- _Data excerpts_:
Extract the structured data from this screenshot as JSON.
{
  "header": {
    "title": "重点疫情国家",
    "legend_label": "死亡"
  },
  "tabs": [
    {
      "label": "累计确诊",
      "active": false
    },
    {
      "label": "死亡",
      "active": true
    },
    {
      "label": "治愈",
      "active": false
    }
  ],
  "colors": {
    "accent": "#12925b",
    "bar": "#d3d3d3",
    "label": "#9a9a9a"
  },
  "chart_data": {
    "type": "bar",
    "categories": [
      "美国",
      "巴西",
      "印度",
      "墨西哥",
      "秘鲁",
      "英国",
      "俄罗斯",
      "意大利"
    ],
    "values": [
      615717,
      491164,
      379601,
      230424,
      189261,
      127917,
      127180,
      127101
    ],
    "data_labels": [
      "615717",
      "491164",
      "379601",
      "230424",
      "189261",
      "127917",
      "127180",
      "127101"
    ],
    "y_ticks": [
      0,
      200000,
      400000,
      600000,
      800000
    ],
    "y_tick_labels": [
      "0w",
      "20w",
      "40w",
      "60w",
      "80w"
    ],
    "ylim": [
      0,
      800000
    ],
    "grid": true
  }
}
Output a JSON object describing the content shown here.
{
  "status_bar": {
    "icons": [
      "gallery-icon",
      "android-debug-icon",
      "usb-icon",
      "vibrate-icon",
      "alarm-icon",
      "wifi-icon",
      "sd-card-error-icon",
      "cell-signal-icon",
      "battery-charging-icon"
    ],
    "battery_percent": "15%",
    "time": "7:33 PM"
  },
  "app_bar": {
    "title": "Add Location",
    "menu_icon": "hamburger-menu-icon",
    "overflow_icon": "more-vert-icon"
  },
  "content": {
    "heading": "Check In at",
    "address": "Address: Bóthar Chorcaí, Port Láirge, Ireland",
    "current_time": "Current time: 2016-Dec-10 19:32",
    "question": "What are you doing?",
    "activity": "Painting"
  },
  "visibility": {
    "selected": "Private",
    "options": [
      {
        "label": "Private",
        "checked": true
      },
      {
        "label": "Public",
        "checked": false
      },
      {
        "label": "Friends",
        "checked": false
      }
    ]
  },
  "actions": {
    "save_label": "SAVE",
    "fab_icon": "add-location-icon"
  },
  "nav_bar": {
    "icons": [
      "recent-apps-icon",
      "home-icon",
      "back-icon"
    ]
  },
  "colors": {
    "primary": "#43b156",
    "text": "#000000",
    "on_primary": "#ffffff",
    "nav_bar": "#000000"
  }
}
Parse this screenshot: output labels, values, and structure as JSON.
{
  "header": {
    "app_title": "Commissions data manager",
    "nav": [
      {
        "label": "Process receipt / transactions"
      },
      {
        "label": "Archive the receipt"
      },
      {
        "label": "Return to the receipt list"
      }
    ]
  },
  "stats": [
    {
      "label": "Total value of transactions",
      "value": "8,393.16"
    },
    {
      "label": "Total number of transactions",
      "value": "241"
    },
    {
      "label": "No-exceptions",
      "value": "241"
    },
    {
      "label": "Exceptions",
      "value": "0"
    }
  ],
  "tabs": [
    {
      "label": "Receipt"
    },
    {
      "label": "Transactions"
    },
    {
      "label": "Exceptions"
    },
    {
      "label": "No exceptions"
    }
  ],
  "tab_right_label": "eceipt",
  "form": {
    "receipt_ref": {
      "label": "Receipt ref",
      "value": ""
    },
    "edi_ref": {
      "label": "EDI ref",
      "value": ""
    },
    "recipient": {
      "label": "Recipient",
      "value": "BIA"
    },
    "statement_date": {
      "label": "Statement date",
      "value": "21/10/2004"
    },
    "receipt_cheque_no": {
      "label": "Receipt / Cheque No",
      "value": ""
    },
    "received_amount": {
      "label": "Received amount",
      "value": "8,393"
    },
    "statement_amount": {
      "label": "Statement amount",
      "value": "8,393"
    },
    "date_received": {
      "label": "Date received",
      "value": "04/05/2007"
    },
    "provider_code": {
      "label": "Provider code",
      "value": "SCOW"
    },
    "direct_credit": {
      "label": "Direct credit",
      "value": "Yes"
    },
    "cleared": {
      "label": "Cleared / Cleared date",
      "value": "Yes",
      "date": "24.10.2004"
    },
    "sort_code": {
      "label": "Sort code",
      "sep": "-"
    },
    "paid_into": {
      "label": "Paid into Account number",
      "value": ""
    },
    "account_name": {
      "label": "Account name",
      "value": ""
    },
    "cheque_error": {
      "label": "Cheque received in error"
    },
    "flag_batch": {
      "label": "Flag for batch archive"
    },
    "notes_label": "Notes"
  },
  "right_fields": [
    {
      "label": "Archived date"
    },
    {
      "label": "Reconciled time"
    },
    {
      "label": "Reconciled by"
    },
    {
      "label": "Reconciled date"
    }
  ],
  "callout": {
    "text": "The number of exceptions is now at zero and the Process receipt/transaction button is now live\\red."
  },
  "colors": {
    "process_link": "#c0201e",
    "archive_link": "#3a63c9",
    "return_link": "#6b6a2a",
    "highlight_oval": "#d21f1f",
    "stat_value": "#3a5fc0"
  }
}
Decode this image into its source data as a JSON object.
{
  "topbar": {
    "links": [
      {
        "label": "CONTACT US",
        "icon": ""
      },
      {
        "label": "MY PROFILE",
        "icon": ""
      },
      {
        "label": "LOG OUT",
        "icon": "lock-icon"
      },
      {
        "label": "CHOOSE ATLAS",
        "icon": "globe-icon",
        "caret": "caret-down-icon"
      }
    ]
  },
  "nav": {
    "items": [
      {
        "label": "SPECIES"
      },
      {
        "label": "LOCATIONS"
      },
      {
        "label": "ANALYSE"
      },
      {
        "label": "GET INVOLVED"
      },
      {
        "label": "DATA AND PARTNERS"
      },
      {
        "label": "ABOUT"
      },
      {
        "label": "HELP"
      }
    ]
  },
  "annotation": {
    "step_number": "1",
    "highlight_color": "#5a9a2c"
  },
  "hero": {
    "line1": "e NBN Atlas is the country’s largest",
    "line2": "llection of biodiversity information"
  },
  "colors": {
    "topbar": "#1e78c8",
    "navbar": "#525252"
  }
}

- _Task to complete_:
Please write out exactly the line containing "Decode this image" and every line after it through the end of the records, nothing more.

- _Response box_:
Decode this image into its source data as a JSON object.
{
  "topbar": {
    "links": [
      {
        "label": "CONTACT US",
        "icon": ""
      },
      {
        "label": "MY PROFILE",
        "icon": ""
      },
      {
        "label": "LOG OUT",
        "icon": "lock-icon"
      },
      {
        "label": "CHOOSE ATLAS",
        "icon": "globe-icon",
        "caret": "caret-down-icon"
      }
    ]
  },
  "nav": {
    "items": [
      {
        "label": "SPECIES"
      },
      {
        "label": "LOCATIONS"
      },
      {
        "label": "ANALYSE"
      },
      {
        "label": "GET INVOLVED"
      },
      {
        "label": "DATA AND PARTNERS"
      },
      {
        "label": "ABOUT"
      },
      {
        "label": "HELP"
      }
    ]
  },
  "annotation": {
    "step_number": "1",
    "highlight_color": "#5a9a2c"
  },
  "hero": {
    "line1": "e NBN Atlas is the country’s largest",
    "line2": "llection of biodiversity information"
  },
  "colors": {
    "topbar": "#1e78c8",
    "navbar": "#525252"
  }
}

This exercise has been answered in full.